When late blues legend Stevie Ray Vaughan entered Jackson Browne’s personal recording studio in 1982 to record his double platinum debut album Texas Flood, I doubt that he knew he was about to create some serious magic when he began laying the framework for “Pride And Joy”.
His first and biggest hit to date, this classic Texas shuffle is one of those songs whose magic you appreciate because of all of the working parts that go into it – Tommy Shannon’s thundering walking bass line, Chris Layton’s steady hands keeping his bandmates on track from behind the drumkit – but what if “Pride And Joy” could be heard as Stevie originally laid it down from the privacy of his recording booth?
Fun Fact: According to Double Trouble drummer Chris Layton, Vaughan wrote “Pride And Joy” for a new girlfriend at the time.
Thanks to modern technology, we’ve got the isolated guitar track to “Pride And Joy,” complete with all of the little nuances that were ultimately lost in the song’s final mix and for the first time ever, we get to hear the song as Stevie and his bandmates heard it the day they recorded it. Every scrape of guitar pick against strings and weighted silence in between beats shines a light on the genius that was the late blues legend, creating a real must-listen for fans and critics alike to admire.

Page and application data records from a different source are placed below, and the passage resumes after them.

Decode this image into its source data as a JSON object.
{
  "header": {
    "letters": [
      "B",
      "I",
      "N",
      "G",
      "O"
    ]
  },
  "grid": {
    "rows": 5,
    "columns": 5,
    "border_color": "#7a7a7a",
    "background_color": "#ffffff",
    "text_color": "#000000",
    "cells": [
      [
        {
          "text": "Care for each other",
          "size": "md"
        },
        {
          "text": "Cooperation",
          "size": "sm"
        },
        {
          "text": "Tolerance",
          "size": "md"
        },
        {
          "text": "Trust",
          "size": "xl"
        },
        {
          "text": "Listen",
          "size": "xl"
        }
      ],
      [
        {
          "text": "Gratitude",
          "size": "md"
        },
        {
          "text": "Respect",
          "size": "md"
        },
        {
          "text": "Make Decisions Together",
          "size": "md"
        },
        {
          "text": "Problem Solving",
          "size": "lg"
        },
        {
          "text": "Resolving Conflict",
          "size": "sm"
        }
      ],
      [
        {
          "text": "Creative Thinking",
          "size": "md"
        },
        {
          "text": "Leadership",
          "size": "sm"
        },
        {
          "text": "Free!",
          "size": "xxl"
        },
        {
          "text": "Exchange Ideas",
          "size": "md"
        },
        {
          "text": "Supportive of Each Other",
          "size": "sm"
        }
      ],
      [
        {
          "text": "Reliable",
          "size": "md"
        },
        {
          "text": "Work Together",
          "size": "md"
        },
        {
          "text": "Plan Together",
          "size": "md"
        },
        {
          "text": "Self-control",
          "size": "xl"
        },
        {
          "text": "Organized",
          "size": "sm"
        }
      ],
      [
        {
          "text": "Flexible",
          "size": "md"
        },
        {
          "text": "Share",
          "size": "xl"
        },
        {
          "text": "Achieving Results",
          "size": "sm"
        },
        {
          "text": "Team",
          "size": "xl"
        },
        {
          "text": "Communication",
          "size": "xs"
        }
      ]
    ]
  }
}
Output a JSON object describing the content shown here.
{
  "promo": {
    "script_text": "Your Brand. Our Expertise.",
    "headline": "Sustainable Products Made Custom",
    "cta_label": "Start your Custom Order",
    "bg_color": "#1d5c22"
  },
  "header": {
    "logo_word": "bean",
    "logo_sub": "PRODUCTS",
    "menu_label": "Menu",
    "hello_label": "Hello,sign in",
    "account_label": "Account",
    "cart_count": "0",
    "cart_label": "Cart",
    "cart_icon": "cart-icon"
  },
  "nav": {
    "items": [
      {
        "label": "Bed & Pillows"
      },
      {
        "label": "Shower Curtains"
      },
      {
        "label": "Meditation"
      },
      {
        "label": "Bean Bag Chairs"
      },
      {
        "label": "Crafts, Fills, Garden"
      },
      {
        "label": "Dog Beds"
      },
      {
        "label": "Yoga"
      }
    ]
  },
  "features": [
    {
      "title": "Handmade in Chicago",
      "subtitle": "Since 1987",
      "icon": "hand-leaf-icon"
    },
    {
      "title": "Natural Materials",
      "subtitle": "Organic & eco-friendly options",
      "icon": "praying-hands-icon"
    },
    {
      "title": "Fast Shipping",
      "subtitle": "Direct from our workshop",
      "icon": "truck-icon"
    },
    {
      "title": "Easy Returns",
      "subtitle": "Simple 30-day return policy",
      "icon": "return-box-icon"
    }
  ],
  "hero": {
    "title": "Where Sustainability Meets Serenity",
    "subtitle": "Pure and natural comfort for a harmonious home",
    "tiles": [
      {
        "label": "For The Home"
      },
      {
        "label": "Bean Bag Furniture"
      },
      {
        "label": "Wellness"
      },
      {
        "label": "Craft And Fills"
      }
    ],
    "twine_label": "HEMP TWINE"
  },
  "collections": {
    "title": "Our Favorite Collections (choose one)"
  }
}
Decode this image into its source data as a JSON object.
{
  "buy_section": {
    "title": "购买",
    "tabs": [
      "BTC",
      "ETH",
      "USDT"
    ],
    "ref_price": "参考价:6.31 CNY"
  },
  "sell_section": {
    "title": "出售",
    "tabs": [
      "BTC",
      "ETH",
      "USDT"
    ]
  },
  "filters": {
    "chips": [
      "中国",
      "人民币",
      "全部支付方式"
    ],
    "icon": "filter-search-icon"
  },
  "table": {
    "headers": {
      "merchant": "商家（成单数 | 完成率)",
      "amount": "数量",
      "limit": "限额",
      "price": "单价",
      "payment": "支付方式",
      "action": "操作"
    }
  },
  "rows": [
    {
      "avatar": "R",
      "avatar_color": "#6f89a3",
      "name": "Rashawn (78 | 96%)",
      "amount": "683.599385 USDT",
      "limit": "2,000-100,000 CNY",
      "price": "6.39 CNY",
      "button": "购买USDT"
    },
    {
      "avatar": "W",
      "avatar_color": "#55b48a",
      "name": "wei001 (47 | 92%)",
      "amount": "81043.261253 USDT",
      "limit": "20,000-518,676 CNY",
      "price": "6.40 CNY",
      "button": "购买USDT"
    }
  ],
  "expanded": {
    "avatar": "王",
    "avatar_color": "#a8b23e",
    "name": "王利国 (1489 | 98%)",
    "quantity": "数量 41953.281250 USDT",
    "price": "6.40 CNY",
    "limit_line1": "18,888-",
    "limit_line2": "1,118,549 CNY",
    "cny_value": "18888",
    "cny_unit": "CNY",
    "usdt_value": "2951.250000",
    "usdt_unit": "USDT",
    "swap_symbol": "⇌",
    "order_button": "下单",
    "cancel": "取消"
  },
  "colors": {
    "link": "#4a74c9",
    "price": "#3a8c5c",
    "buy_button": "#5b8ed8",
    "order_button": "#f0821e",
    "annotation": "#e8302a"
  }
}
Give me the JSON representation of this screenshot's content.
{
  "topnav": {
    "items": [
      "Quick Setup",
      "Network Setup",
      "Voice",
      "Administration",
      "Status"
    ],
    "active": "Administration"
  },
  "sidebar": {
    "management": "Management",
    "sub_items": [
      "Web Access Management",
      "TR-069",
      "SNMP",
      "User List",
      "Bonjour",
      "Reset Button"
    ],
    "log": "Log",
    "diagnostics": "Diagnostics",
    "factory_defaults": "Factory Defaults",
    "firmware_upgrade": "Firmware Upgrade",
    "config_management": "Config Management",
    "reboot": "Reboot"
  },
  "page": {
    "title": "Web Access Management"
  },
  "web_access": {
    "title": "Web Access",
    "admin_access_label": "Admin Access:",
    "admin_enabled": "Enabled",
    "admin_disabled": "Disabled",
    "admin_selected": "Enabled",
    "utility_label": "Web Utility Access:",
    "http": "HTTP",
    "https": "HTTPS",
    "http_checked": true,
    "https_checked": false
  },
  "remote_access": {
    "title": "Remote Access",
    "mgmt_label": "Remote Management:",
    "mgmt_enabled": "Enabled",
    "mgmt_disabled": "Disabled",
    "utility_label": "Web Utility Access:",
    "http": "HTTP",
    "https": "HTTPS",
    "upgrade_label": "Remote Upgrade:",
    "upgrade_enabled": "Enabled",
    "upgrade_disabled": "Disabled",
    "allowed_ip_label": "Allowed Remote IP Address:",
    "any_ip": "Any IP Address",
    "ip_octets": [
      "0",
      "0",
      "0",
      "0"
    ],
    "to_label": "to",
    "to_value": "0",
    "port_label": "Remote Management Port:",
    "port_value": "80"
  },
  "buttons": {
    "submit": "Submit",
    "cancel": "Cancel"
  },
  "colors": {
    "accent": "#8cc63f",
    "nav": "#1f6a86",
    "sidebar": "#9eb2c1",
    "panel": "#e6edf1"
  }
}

Take a listen to the audio below and if you’re anything like us, we know that you’re bound to be absolutely blown away by the power of “Pride And Joy” in its most natural state!